Cycling Weekly will have a rider blogging from every round of this year’s Johnson Health Tech GP Series, offering insight, comment and humour from the fast-paced proceedings.
This week, 2012 Series champion Annie Simpson (Hope Factory Racing) talks us through some of the upsides and downsides of being part of a women’s team with a men’s squad running alongside it.
“Pretty much everything we have on the team is shared between the men’s and women’s squads, be it sets of wheels or rollers to warm up before the race. During the rest of the season we often don’t get a team car, for example during the women’s national series road races, but the support we get at the Grand Prix Series and Tour Series is the same.
“We [the women’s team] probably benefit more from the arrangement. It means we always have a mechanic at the races which is really important.

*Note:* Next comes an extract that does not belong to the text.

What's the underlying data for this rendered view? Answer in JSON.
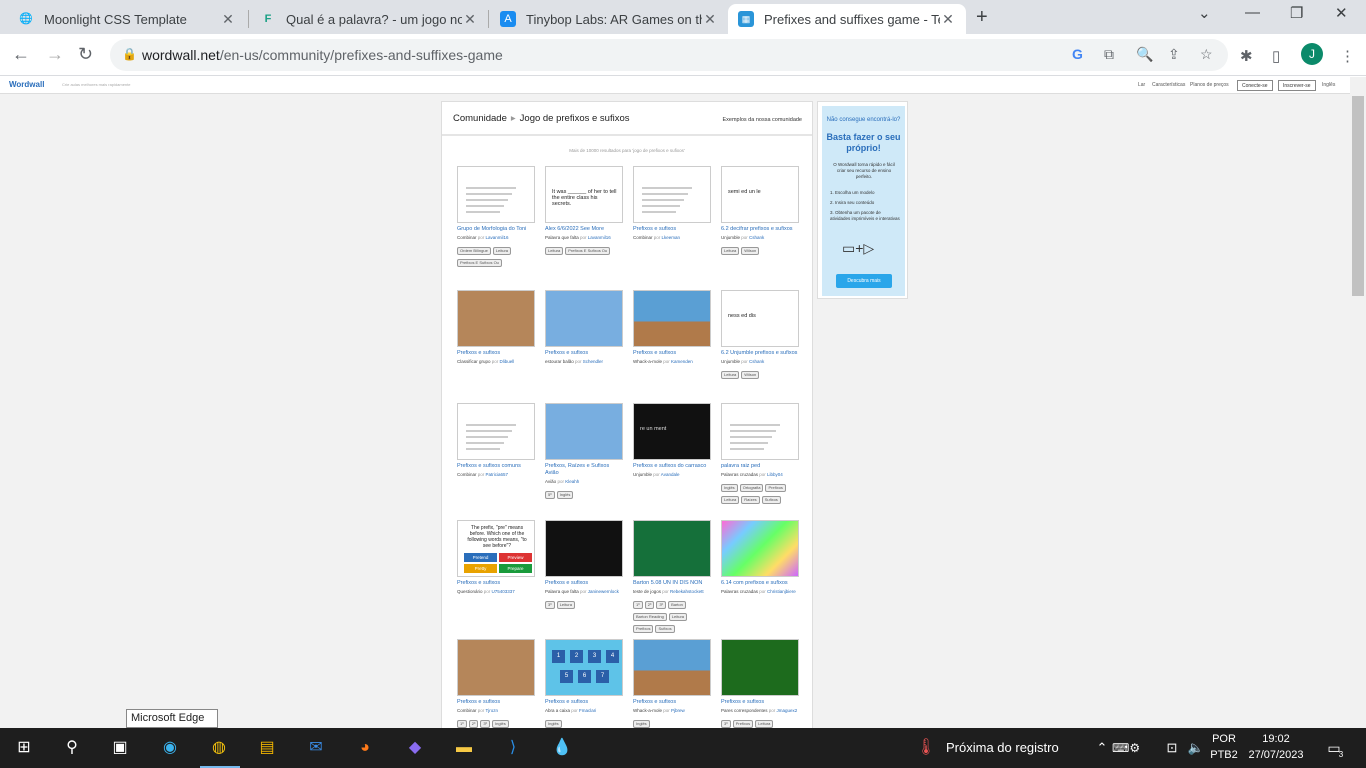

“The only downside is that with joint teams the manager usually misses out on the women’s race because the briefing for the men’s event is held at the same time. Our manager Lee couldn’t make it to the women’s race in time to see us race.

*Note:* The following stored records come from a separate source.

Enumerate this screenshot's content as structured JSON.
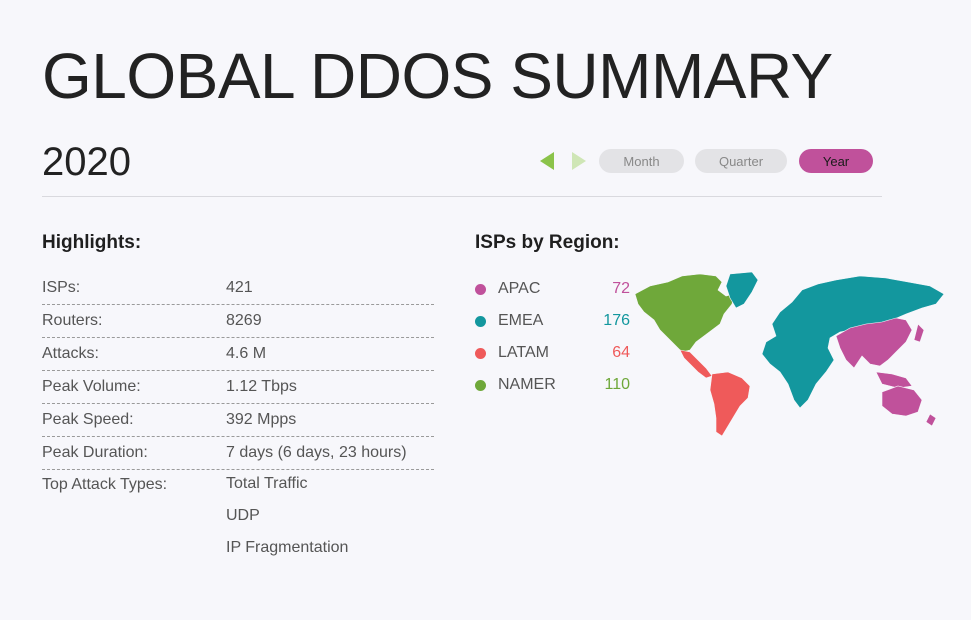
{
  "header": {
    "title": "GLOBAL DDOS SUMMARY",
    "year": "2020"
  },
  "nav": {
    "periods": [
      "Month",
      "Quarter",
      "Year"
    ],
    "selected": "Year"
  },
  "highlights": {
    "title": "Highlights:",
    "rows": [
      {
        "label": "ISPs:",
        "value": "421"
      },
      {
        "label": "Routers:",
        "value": "8269"
      },
      {
        "label": "Attacks:",
        "value": "4.6 M"
      },
      {
        "label": "Peak Volume:",
        "value": "1.12 Tbps"
      },
      {
        "label": "Peak Speed:",
        "value": "392 Mpps"
      },
      {
        "label": "Peak Duration:",
        "value": "7 days (6 days, 23 hours)"
      }
    ],
    "attack_types_label": "Top Attack Types:",
    "attack_types": [
      "Total Traffic",
      "UDP",
      "IP Fragmentation"
    ]
  },
  "regions": {
    "title": "ISPs by Region:",
    "items": [
      {
        "name": "APAC",
        "count": "72",
        "color": "#c0519b"
      },
      {
        "name": "EMEA",
        "count": "176",
        "color": "#13979e"
      },
      {
        "name": "LATAM",
        "count": "64",
        "color": "#ef5a5a"
      },
      {
        "name": "NAMER",
        "count": "110",
        "color": "#6fa83a"
      }
    ]
  },
  "colors": {
    "accent": "#c0519b",
    "nav_arrow": "#8bc34a",
    "apac": "#c0519b",
    "emea": "#13979e",
    "latam": "#ef5a5a",
    "namer": "#6fa83a"
  }
}
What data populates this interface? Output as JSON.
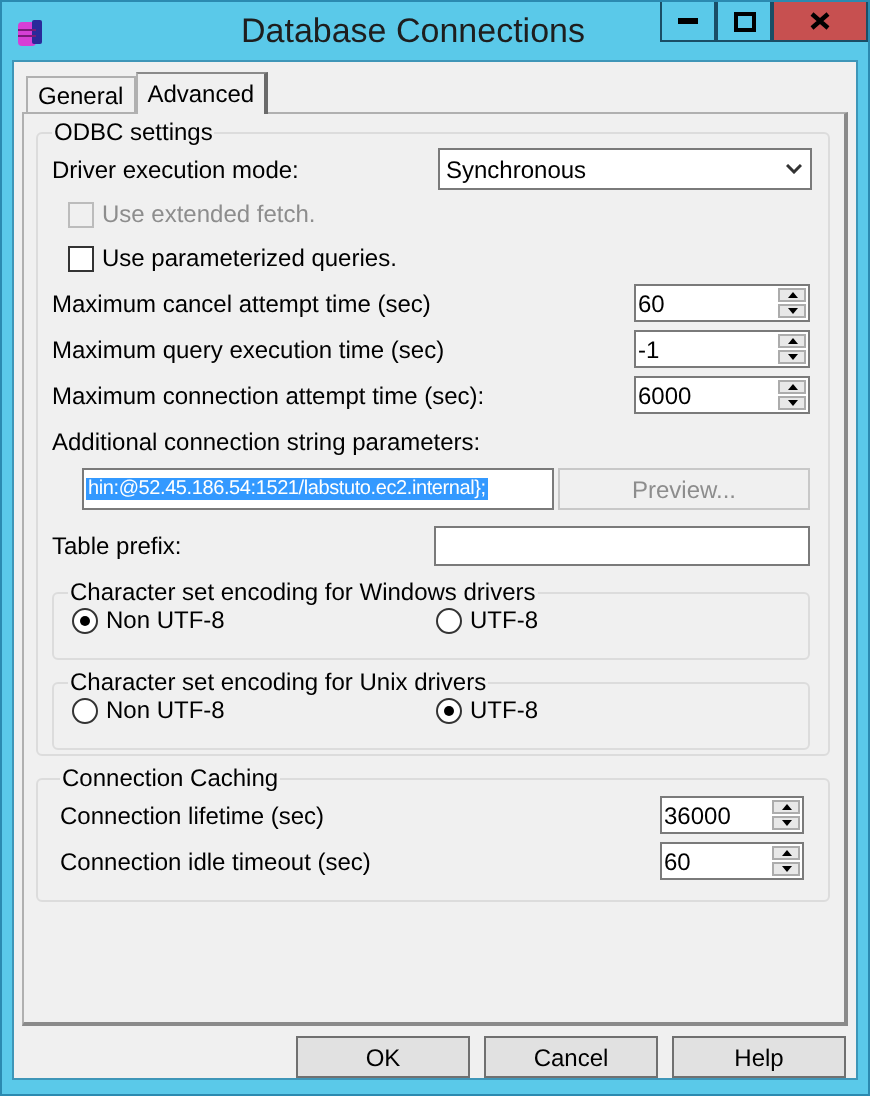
{
  "window": {
    "title": "Database Connections"
  },
  "tabs": [
    {
      "label": "General",
      "selected": false
    },
    {
      "label": "Advanced",
      "selected": true
    }
  ],
  "odbc_settings": {
    "title": "ODBC settings",
    "driver_execution_mode": {
      "label": "Driver execution mode:",
      "value": "Synchronous"
    },
    "options": [
      {
        "label": "Use extended fetch.",
        "checked": false,
        "disabled": true
      },
      {
        "label": "Use parameterized queries.",
        "checked": false,
        "disabled": false
      }
    ],
    "spinners": [
      {
        "label": "Maximum cancel attempt time (sec)",
        "value": "60"
      },
      {
        "label": "Maximum query execution time (sec)",
        "value": "-1"
      },
      {
        "label": "Maximum connection attempt time (sec):",
        "value": "6000"
      }
    ],
    "connection_string": {
      "label": "Additional connection string parameters:",
      "value": "hin:@52.45.186.54:1521/labstuto.ec2.internal};",
      "selected": true
    },
    "preview_button": {
      "label": "Preview...",
      "disabled": true
    },
    "table_prefix": {
      "label": "Table prefix:"
    },
    "encodings": [
      {
        "title": "Character set encoding for Windows drivers",
        "options": [
          {
            "label": "Non UTF-8",
            "selected": true
          },
          {
            "label": "UTF-8",
            "selected": false
          }
        ]
      },
      {
        "title": "Character set encoding for Unix drivers",
        "options": [
          {
            "label": "Non UTF-8",
            "selected": false
          },
          {
            "label": "UTF-8",
            "selected": true
          }
        ]
      }
    ]
  },
  "connection_caching": {
    "title": "Connection Caching",
    "spinners": [
      {
        "label": "Connection lifetime (sec)",
        "value": "36000"
      },
      {
        "label": "Connection idle timeout (sec)",
        "value": "60"
      }
    ]
  },
  "buttons": [
    "OK",
    "Cancel",
    "Help"
  ]
}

“It also means we don’t have a manager standing on the side of the road during the race. We have a mechanic, but it is good to have a manager figure standing there, psychologically as much as having instructions shouted at us.

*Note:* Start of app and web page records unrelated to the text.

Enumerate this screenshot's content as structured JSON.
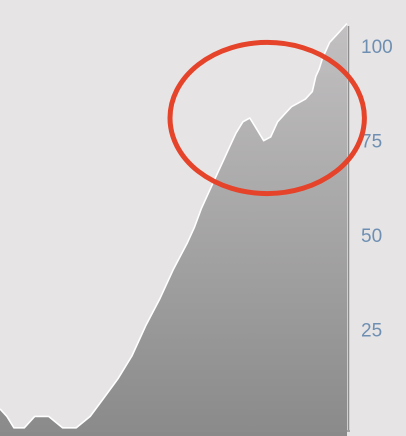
{
  "chart_data": {
    "type": "area",
    "title": "",
    "xlabel": "",
    "ylabel": "",
    "ylim": [
      0,
      108
    ],
    "yticks": [
      25,
      50,
      75,
      100
    ],
    "ytick_labels": [
      "25",
      "50",
      "75",
      "100"
    ],
    "y_axis_position": "right",
    "grid": false,
    "legend": "none",
    "series": [
      {
        "x": [
          0,
          2,
          4,
          7,
          10,
          14,
          18,
          22,
          26,
          30,
          34,
          38,
          42,
          46,
          50,
          54,
          56,
          58,
          60,
          62,
          64,
          66,
          68,
          70,
          72,
          74,
          76,
          78,
          80,
          82,
          84,
          86,
          88,
          90,
          91,
          92,
          93,
          94,
          95,
          96,
          97,
          98,
          99,
          100
        ],
        "values": [
          4,
          2,
          -1,
          -1,
          2,
          2,
          -1,
          -1,
          2,
          7,
          12,
          18,
          26,
          33,
          41,
          48,
          52,
          57,
          61,
          65,
          69,
          73,
          77,
          80,
          81,
          78,
          75,
          76,
          80,
          82,
          84,
          85,
          86,
          88,
          92,
          94,
          97,
          99,
          101,
          102,
          103,
          104,
          105,
          106
        ],
        "fill_top": "#c2c0c1",
        "fill_bottom": "#8a8a8a",
        "line_color": "#ffffff"
      }
    ],
    "annotations": [
      {
        "type": "ellipse",
        "color": "#e5432a",
        "cx": 77,
        "cy": 81,
        "rx": 28,
        "ry": 20
      }
    ],
    "axis_color": "#8d8d8d"
  }
}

“I know they [the organisation] try to make the two races separate events, but the women’s race does feel like the warm-up race to the Tour Series.
“I think it would help to have a bit more clarity in the women’s series. It’s clear with the men’s races that it is a team event but in the women’s series it can be hard to know which standings are important. Often the individual jersey wearers get the limelight but there is no mention of the team, even though they are just as important.
“Actually, I wouldn’t want a women’s race at all the rounds. A lot of the women have day jobs so I’m not sure you’d get full fields at every race, plus there is a lot more going on in the women’s calendar in between the Grand Prix rounds. Until you have full-time women riders then realistically you aren’t going to have enough support.
“I think that combined teams will help women’s racing and help bring the women’s scene along, especially if the women’s team isn’t just a tag along with the men’s squad because the team feel like they have to. Actually, MG-Maxifuel [the only other combined team-Ed.] are arguably outshining and outperforming the men’s squad!”